A few months ago Parallax, makers of the popular STAMP microprocessor, released a new Board of Education (BoE) Shield for the Arduino. With ROBOTC for Arduino in the beta stage and a full-fledged release on the near horizon (expected third quarter 2012), the friendly folks at Parallax were kind enough to send us one of their Robotics Shield Kits (for Arduino) to prototype and test with.
The kit includes a full Boe-Bot kit, an BoE Shield for Arduino, a Boeboost module, and a bag of basic electronic components (resistors, capacitors, microswitches, etc). In order to get the kit completely up and running, users will also need a compatible Arduino, a USB A to USB B cable, a compatible coding program (ROBOTC for Arduino), and either four (five with the BoeBoost) AA batteries or a compatible AC adapter.
Once assembled, the Arduino can be programmed in ROBOTC for Arduino. Besides the pin layout and a few minor tweaks (on/off switch for servo power, for example), the Board of Education Shield is functionally the same as the Arduino platform so programs coded for the Arduino are directly compatible with this kit.
Even in its early stages, the ROBOTC for Arduino beta supports many of the features needed to code fully autonomous robots (with the applicable sensors installed). It is also continually upgraded and updated so that by the time the full version launches (expected third quarter 2012), users will be able to unlock the full potential of their robotic kits.
All in all, this is a solid introductory kit into the world of robotics. Combined with the ROBOTC programming language, it makes for one powerful, flexible, user-friendly platform.
Part Lego, part Arduino, part BoeBot, this is Frankenfollower. This robot was programmed in ROBOTC for Arduino, a port that is still in alpha stage of development but can be used quite nicely for programming the Arduino Duemilenova. Other Arduino variants will be supported very soon.
The Arduino port of ROBOTC has some really cool features:
- Easy to use sensor and motor configuration UI
- Breakpoints and a debugger
- Ability to watch your variables live
- Multiple tasks (4 at the time of writing)
I’ve taken some pictures of the UI, so you can have a look. Please note that the appearance of these UIs will probably change before the final version, so keep that in mind.
So as you can see, it’s all quite functional at the moment. I’ve made a small video with some additional pictures of Frankenfollower and some footage of it in action.

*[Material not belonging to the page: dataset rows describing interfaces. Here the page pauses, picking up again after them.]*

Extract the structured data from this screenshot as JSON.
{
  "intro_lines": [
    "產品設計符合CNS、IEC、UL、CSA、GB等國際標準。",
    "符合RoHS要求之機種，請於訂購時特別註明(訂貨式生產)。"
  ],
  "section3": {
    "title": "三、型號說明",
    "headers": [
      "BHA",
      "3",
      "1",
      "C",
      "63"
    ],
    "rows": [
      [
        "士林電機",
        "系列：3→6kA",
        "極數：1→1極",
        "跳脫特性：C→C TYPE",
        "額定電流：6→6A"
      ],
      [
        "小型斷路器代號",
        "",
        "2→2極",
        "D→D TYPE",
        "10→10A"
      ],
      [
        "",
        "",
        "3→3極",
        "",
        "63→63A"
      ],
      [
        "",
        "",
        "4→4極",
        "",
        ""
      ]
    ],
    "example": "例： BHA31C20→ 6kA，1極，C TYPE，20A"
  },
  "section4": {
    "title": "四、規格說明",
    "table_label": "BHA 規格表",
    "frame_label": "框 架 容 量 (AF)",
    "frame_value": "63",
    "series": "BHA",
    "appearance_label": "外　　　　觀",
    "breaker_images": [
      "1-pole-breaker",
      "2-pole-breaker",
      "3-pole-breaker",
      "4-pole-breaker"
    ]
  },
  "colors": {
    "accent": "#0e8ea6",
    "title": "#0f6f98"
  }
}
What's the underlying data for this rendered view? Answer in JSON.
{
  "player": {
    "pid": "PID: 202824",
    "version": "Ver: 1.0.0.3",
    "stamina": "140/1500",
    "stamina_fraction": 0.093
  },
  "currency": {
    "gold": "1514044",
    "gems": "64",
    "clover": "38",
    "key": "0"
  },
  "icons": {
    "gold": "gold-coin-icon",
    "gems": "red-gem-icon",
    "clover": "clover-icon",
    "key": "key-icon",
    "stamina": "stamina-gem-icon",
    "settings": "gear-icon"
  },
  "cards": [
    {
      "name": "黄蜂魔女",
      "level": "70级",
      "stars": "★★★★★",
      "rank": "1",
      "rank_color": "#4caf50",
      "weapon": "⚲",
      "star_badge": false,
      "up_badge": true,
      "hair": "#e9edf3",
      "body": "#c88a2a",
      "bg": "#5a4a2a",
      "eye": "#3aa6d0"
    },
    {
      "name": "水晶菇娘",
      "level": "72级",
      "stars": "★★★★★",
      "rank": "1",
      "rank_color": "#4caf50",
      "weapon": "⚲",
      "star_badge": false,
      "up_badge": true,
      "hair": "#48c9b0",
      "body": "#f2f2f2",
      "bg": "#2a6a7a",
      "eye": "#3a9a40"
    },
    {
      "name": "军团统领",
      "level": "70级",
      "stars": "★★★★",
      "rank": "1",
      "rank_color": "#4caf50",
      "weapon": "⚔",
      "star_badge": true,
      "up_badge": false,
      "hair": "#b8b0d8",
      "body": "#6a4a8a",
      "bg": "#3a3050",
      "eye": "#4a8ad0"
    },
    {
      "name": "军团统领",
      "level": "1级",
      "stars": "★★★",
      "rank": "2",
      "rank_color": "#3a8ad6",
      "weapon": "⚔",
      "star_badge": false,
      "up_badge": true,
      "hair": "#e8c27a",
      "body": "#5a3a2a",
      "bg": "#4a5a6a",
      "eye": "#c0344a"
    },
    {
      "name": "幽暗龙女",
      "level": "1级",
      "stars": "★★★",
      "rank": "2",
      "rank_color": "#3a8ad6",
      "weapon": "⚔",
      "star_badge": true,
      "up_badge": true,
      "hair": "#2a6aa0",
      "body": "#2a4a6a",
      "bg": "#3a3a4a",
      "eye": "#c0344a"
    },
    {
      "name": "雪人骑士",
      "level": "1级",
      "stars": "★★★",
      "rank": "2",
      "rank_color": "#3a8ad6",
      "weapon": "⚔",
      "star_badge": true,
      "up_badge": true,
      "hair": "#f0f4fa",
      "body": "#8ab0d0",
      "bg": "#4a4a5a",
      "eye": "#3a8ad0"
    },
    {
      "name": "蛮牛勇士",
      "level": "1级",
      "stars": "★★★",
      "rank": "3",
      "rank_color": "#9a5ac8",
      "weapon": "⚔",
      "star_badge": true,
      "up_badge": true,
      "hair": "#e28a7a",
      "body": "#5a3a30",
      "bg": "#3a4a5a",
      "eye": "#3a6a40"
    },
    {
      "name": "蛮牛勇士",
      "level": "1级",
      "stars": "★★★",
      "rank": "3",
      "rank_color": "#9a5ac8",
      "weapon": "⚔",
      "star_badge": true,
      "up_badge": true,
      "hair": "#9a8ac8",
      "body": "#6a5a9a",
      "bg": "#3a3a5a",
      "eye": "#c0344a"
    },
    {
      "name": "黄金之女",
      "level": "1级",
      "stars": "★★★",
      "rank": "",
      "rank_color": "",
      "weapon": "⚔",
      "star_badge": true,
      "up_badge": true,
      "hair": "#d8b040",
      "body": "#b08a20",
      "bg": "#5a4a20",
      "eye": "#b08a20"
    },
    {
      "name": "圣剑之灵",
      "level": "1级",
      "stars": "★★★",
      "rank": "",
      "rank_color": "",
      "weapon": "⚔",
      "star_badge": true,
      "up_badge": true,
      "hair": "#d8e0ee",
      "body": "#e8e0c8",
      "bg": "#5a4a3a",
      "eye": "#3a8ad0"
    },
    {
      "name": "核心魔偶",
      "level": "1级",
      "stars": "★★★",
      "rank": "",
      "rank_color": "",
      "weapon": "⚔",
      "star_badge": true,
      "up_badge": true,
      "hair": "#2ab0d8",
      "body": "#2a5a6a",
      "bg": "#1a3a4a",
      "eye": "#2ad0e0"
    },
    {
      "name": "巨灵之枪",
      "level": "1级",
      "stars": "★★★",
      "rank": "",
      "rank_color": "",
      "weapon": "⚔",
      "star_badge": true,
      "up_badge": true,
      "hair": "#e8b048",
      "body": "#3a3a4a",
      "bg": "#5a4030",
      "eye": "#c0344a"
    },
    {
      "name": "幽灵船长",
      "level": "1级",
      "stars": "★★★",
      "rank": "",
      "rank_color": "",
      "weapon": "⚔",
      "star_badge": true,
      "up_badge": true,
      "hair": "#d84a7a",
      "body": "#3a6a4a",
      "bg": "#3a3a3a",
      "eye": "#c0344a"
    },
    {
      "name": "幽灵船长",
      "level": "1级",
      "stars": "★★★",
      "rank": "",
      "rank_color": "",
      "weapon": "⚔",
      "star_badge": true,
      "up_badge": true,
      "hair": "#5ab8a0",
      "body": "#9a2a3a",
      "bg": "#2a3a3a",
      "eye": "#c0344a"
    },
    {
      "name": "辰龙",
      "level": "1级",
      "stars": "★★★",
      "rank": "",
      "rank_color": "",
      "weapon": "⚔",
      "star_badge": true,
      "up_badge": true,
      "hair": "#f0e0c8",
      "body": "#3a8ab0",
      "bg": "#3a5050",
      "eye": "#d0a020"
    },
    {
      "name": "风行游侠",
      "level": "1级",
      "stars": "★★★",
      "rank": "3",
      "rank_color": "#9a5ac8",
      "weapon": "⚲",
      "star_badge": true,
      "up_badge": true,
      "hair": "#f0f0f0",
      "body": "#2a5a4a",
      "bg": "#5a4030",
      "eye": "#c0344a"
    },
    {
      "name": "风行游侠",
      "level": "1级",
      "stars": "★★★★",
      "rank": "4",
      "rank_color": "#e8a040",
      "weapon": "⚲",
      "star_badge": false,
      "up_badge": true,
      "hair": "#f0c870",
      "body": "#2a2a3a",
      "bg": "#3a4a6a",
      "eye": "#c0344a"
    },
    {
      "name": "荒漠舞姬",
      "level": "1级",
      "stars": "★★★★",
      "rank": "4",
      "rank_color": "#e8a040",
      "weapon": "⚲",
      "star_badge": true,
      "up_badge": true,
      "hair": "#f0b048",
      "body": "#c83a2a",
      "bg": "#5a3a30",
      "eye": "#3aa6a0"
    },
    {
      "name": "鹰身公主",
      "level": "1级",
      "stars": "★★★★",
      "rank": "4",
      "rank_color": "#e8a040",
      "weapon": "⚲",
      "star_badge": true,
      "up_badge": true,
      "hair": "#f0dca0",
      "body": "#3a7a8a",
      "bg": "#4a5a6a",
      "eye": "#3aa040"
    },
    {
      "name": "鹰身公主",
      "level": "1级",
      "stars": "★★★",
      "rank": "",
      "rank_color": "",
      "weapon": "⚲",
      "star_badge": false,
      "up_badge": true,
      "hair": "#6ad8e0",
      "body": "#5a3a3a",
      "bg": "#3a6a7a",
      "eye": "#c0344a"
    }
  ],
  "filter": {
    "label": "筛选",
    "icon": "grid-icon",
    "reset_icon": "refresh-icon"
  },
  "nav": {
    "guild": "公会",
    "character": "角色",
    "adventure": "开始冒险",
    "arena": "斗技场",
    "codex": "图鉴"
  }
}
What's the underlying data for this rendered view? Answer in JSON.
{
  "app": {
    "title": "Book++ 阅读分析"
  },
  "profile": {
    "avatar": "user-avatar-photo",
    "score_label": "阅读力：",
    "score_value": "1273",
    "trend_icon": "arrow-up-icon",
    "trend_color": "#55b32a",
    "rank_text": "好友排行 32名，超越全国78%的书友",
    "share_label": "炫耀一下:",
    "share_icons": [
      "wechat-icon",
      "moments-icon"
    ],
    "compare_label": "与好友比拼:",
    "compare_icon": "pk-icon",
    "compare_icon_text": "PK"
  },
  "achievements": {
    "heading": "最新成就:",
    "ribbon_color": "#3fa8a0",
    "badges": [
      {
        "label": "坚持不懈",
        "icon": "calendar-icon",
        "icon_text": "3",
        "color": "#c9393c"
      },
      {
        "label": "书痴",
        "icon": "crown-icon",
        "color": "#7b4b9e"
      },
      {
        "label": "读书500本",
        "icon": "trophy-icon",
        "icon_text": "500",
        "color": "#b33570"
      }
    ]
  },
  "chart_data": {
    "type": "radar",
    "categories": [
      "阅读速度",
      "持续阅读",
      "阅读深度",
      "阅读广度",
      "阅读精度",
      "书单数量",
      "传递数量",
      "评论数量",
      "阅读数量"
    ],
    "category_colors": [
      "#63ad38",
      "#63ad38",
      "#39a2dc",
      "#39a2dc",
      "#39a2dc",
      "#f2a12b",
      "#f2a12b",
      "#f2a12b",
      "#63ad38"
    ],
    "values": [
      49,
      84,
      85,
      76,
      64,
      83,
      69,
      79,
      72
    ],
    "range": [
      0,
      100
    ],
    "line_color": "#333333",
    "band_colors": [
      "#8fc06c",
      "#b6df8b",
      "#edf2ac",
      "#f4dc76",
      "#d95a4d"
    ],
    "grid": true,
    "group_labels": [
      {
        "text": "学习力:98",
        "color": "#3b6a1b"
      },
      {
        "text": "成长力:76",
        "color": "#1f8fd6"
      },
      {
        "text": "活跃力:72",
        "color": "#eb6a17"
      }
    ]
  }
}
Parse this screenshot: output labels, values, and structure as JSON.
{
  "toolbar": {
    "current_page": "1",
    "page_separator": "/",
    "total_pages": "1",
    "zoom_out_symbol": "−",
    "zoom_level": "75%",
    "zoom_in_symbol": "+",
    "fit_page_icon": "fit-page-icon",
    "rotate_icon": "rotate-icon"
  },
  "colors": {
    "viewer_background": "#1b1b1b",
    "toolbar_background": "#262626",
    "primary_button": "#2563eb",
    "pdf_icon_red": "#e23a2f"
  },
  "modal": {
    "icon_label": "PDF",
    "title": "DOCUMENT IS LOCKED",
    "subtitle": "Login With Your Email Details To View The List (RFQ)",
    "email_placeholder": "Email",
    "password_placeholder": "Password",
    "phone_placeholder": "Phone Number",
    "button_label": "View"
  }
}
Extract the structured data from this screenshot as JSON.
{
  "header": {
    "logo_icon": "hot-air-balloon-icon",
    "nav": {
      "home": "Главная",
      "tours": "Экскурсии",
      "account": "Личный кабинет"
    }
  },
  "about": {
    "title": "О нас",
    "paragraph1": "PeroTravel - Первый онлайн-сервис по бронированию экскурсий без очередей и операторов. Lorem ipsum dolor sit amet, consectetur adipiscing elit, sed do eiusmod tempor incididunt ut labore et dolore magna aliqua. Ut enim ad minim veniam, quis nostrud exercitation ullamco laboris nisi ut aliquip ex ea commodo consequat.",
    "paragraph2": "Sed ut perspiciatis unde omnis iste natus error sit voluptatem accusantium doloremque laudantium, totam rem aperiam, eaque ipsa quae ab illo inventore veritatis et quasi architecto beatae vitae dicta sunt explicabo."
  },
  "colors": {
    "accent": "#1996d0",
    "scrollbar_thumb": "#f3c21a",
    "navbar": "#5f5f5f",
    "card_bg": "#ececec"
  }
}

I’m sure I’ll expand on Frankenfollower in the next few weeks, so keep an eye out on my blog!
Original article featured here: [LINK].
Hey ROBOTC Community!
We’re currently looking for Alpha Testers to help us work out the kinks in our new ROBOTC for Arduino software.
In order to sign up, we ask if you can spend 5 minutes giving us some information about what kind of Arduinos you have and what your background is. Sometime in the next week, we’ll send out an e-mail to everyone who we’re inviting into our Alpha trials to let them know they made it.
Every person who participates in the Alpha will receive a free copy of ROBOTC for Arduino once it is released.
To sign up, fill out our survey today!